### Dataset content:
Start of Block

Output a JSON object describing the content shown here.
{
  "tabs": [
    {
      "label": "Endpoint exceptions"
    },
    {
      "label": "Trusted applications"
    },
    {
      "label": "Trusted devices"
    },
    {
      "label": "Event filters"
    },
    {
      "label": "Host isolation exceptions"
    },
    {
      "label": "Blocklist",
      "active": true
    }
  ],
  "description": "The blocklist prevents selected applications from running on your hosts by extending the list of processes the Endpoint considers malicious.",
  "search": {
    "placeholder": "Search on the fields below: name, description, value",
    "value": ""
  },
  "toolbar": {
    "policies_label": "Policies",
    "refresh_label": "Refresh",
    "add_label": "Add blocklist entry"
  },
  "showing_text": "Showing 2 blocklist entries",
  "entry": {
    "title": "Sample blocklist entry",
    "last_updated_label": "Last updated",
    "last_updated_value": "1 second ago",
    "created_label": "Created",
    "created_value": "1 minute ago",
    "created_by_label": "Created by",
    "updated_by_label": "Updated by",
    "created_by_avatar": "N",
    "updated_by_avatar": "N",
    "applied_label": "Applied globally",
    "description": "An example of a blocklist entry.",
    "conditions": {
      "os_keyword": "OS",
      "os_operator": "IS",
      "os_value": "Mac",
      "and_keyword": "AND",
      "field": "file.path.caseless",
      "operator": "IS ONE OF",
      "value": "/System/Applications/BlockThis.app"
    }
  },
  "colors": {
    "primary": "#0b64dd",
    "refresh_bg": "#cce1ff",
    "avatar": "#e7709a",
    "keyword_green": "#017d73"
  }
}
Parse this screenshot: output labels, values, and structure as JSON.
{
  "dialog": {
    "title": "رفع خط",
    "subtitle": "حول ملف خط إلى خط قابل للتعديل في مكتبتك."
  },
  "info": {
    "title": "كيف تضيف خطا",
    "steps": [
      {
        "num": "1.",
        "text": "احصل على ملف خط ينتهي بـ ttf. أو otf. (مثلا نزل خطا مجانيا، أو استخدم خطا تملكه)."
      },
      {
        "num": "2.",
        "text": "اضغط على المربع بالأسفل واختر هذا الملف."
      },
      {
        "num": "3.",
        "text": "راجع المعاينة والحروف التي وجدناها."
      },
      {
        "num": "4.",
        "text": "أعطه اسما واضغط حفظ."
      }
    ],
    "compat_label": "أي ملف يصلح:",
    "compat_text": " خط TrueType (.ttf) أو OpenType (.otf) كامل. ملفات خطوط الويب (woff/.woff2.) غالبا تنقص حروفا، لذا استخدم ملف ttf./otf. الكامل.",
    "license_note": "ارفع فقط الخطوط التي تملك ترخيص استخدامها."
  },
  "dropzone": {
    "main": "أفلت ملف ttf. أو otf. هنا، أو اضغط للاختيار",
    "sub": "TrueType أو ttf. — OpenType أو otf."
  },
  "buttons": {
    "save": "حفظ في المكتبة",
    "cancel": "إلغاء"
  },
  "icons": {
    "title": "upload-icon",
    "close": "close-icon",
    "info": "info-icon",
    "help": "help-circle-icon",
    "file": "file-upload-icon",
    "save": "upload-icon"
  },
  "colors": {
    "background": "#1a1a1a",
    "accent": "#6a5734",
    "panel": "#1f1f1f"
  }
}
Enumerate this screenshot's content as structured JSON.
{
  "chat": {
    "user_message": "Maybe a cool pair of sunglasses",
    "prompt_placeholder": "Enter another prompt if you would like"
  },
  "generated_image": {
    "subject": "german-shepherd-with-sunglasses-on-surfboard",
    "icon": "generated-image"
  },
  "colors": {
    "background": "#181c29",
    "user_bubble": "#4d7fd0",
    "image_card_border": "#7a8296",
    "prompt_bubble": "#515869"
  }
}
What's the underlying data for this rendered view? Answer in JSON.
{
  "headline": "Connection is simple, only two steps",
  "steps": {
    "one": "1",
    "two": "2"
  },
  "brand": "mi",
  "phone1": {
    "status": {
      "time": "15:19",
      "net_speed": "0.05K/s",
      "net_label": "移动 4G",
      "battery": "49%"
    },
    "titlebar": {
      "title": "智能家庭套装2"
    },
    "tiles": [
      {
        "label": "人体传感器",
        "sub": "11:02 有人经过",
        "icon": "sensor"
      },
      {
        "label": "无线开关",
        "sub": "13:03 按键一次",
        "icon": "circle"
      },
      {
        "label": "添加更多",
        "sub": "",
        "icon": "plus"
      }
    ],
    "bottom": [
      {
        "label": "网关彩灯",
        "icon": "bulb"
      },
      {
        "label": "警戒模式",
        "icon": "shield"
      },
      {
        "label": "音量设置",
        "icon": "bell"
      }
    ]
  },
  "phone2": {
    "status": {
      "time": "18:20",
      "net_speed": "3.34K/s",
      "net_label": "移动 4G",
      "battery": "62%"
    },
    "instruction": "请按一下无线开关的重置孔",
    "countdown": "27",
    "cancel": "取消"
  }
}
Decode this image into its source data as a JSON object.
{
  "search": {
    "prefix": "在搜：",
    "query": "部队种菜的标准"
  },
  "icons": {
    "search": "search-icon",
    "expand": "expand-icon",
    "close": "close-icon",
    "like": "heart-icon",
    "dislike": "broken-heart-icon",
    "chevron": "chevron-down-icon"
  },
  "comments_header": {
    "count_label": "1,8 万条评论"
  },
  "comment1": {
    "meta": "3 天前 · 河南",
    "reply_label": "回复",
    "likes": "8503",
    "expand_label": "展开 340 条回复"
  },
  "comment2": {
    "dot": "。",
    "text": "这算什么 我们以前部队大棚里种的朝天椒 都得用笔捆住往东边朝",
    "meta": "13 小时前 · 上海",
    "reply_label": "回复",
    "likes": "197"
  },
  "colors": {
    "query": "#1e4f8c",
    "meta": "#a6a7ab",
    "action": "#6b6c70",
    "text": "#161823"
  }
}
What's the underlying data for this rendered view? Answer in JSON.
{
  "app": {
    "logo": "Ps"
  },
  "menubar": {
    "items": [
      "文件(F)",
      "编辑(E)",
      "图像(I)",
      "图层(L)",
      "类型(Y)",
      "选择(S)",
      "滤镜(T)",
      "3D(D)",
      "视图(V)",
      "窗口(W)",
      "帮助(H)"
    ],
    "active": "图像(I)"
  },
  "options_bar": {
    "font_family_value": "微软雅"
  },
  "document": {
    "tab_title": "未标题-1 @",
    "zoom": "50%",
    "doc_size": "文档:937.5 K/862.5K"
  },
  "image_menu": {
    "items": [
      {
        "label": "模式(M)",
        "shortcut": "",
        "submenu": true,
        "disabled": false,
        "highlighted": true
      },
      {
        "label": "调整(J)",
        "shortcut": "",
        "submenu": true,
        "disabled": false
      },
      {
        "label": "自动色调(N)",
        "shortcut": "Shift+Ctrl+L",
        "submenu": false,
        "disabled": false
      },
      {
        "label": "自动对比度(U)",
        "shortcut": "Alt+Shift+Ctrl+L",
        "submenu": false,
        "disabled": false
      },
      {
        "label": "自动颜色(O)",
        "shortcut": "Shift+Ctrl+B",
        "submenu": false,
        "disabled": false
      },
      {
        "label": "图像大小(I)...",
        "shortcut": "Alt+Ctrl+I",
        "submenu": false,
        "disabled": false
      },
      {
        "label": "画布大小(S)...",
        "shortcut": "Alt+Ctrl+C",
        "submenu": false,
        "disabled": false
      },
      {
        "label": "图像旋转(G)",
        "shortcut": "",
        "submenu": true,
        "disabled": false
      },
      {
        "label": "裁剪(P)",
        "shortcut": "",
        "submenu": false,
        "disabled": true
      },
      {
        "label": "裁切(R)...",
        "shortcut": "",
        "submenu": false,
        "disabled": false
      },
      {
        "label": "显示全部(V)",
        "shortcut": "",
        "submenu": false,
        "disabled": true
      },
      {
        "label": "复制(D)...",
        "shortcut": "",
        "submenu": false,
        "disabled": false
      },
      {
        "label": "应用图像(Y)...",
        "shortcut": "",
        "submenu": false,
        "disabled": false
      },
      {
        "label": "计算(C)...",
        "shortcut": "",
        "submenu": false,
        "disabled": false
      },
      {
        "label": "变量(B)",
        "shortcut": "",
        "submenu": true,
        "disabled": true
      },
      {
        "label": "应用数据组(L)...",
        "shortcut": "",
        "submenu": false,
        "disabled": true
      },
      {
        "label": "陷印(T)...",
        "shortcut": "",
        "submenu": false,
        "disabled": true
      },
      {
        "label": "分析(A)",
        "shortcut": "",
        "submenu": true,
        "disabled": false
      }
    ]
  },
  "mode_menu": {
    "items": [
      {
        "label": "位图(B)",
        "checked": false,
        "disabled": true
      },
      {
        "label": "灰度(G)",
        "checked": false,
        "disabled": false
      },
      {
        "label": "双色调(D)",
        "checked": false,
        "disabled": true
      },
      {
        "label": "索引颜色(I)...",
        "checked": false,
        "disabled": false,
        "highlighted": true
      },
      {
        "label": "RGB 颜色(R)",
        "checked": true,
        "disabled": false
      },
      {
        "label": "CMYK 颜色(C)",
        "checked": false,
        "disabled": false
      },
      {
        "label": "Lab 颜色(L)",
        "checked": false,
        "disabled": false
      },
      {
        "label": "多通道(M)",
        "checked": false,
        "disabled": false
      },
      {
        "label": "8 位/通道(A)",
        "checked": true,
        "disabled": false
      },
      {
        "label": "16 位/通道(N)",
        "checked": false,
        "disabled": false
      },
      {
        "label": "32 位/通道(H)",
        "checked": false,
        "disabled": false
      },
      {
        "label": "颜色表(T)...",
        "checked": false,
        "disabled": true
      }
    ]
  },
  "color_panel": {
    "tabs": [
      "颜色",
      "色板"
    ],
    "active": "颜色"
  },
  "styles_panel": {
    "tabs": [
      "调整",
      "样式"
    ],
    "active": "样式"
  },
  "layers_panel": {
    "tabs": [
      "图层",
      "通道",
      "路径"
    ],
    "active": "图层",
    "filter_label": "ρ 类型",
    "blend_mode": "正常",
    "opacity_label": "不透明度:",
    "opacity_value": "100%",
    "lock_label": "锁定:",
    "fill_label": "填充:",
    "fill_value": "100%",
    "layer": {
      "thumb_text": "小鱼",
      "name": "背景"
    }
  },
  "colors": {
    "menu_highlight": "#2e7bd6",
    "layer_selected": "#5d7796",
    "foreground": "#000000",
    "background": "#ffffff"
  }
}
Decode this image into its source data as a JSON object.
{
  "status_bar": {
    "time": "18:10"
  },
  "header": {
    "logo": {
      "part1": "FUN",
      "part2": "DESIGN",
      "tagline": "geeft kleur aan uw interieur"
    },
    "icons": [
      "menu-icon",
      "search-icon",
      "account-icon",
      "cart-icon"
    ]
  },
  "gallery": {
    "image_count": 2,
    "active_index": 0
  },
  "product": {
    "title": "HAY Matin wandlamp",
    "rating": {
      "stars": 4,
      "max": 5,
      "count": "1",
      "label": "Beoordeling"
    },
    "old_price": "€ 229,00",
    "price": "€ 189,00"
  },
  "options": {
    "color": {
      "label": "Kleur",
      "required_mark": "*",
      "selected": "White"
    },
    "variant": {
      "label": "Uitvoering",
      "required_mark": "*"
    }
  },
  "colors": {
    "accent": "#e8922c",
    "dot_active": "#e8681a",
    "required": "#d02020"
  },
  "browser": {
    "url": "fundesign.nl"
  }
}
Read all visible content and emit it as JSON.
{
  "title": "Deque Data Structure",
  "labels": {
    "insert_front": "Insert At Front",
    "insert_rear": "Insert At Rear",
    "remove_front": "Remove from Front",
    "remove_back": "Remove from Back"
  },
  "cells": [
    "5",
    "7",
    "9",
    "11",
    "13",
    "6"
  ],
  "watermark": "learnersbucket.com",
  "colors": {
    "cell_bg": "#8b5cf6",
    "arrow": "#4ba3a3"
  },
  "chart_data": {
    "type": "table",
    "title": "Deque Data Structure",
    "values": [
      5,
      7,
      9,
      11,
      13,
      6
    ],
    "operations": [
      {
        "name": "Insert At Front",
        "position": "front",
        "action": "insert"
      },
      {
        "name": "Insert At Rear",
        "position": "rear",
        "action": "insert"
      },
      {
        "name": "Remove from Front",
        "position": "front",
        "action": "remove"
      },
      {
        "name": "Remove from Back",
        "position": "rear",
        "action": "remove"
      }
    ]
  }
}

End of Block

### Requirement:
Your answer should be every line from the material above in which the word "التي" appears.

### Problem solution:
        "text": "راجع المعاينة والحروف التي وجدناها."
    "license_note": "ارفع فقط الخطوط التي تملك ترخيص استخدامها."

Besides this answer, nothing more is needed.